Star Wars #5 Review


Star Wars #5
Written by Jason Aaron
Art by John Cassaday
Colored by Laura Martin
Published by Marvel Comics

If you read my review of Star Wars #4, then you know how happy I was to see Jason Aaron begin to take Luke, Han and Leia into new and unfamiliar territory. While the first three issues served as a great way to relaunch Star Wars at Marvel, with stories so like the movies you could practically hear John Williams’ theme music, issue #4 was something else all together.

In Star Wars #4, Aaron began Luke’s hero’s journey from the farm boy we all met in A New Hope to the confident Jedi we see in The Empire Strikes Back. It’s a fascinating part of Luke’s story we’ve never seen before and I had high hopes that things would continue to develop in Star Wars #5.

Live Feed

Daisy Ridley teases Rey's new movie, Dave Filoni becomes Star Wars Chief Creative Officer
Daisy Ridley teases Rey's new movie, Dave Filoni becomes Star Wars Chief Creative Officer /

Winter is Coming

  • Daisy Ridley's new Star Wars movie is "Not what I expected"Dork Side of the Force
  • Dave Filoni promoted to Chief Creative Officer of LucasfilmDork Side of the Force
  • What Dave Filoni's promotion means for the future of Star WarsAlong Main Street
  • Katee Sackhoff reassures fans that Bo-Katan isn't taking over The MandalorianWinter is Coming
  • What is Star Wars: The High Republic?Dork Side of the Force
  • And develop they did.

    Easily the best issue of the series yet, Star Wars #5 sees Luke return to his home of Tatooine in order to see if “Ben” Kenobi left anything behind that can help him become a better Jedi. Meanwhile, we also check in on Han and Leia as they embark on a mission to find a new rebel base for the Rebel Alliance.

    Oh, and it has Boba Fett too.

    After five issues it’s clear that Aaron has found the perfect voice and tone for the story he is telling, as the characters sound exactly like they should at this point in the Star Wars saga. Luke is unsure and scared, Han is cocky as hell and Leia is arrogant and brash. There is no sign of the relationships that will develop later as these three are still essentially strangers to each other, especially Han and Leia. It’s a small thing, but an important detail that a lot of writers forget when they write Star Wars stories set during this time period.

    Even with all of that great characterization though, the star of Star Wars #5 is Boba Fett.

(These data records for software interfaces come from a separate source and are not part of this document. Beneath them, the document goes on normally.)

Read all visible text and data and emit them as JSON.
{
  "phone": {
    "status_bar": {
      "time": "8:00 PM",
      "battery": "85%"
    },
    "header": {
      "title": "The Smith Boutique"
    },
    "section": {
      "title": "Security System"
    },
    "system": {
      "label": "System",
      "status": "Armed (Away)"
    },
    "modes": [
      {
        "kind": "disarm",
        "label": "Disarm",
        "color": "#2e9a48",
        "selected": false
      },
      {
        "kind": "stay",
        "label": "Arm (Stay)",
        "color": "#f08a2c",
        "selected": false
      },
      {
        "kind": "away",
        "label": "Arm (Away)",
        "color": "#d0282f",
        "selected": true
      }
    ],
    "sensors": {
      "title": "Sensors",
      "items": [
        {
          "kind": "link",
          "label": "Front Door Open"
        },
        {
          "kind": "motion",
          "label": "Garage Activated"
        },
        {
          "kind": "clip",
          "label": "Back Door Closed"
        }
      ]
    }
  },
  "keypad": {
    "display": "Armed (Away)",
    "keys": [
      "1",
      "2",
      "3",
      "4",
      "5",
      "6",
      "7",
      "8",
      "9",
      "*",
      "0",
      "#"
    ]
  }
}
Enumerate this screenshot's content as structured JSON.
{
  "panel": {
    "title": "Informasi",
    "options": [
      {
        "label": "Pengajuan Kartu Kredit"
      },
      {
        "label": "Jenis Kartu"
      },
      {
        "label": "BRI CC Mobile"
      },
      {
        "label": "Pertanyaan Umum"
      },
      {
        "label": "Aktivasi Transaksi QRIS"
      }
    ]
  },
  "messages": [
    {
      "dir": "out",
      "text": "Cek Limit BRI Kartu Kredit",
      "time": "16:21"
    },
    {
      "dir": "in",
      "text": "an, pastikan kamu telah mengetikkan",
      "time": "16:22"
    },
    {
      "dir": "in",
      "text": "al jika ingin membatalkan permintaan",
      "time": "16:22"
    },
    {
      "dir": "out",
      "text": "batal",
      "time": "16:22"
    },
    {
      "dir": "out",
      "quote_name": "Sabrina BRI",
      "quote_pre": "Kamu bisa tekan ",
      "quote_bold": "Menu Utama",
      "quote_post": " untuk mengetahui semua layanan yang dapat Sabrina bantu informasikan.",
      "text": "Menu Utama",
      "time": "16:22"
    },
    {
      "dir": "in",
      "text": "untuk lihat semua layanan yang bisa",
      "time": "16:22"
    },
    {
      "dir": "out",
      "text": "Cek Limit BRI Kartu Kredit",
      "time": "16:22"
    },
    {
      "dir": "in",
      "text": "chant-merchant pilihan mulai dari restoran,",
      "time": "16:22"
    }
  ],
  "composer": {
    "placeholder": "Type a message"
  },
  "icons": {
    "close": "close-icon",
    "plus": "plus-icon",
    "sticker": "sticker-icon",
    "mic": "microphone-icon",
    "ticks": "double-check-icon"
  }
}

Nowhere have I seen the legendary bounty hunter depicted quite this way. Aaron gives the reader a brutal, deadly and almost savage Fett the likes of which I’ve never experienced. Much of the mythos and notoriety around Boba Fett and his past was never shown or explained in the Expanded Universe, and the few times it was talked about it was more implied. Here, Aaron puts it front and center, showing a man who kills without mercy and will do whatever he has to do to collect a bounty.

    Over the years, Boba Fett had become something of an antihero in Star Wars lore, similar to how fans regard the Punisher in the Marvel Universe. It’s refreshing to see a writer instead depict Fett as the cold-blooded killer he actually is.

    Star Wars #5 also marks John Cassaday’s penultimate issue before leaving the series, which is a real shame. The art has been consistently great since issue #1 with the likenesses of both the cast and the tech spot on. If Cassaday is indeed done with Star Wars, I’m just glad I got to see his Boba Fett before he leaves, because it is a thing of beauty. His Fett is shown as unapologetic in his methods and looks better than he did in any other Star Wars comic he ever appeared in.

    When you add the amazing colors of Laura Martin (there is a scene in the cantina on Tatooine that I swear looks like still from the movie and not a page from a comic) and one of the best covers of any Marvel Star Wars comic yet, you have a book that just simply works beautifully.

    The Bottom Line: For fans of Boba Fett, Star Wars #5 is a must buy of the highest order. You will get to see him unlike you ever have before and it has to been seen to be believed. Even if you not a Fett fan though, the fifth issue of Star Wars will keep fans of the series happy and content. The title has clearly turned a corner and is improving exponentially by the issue. Don’t miss it.

    Next: Review: Star Wars #4

    More from Bam Smack Pow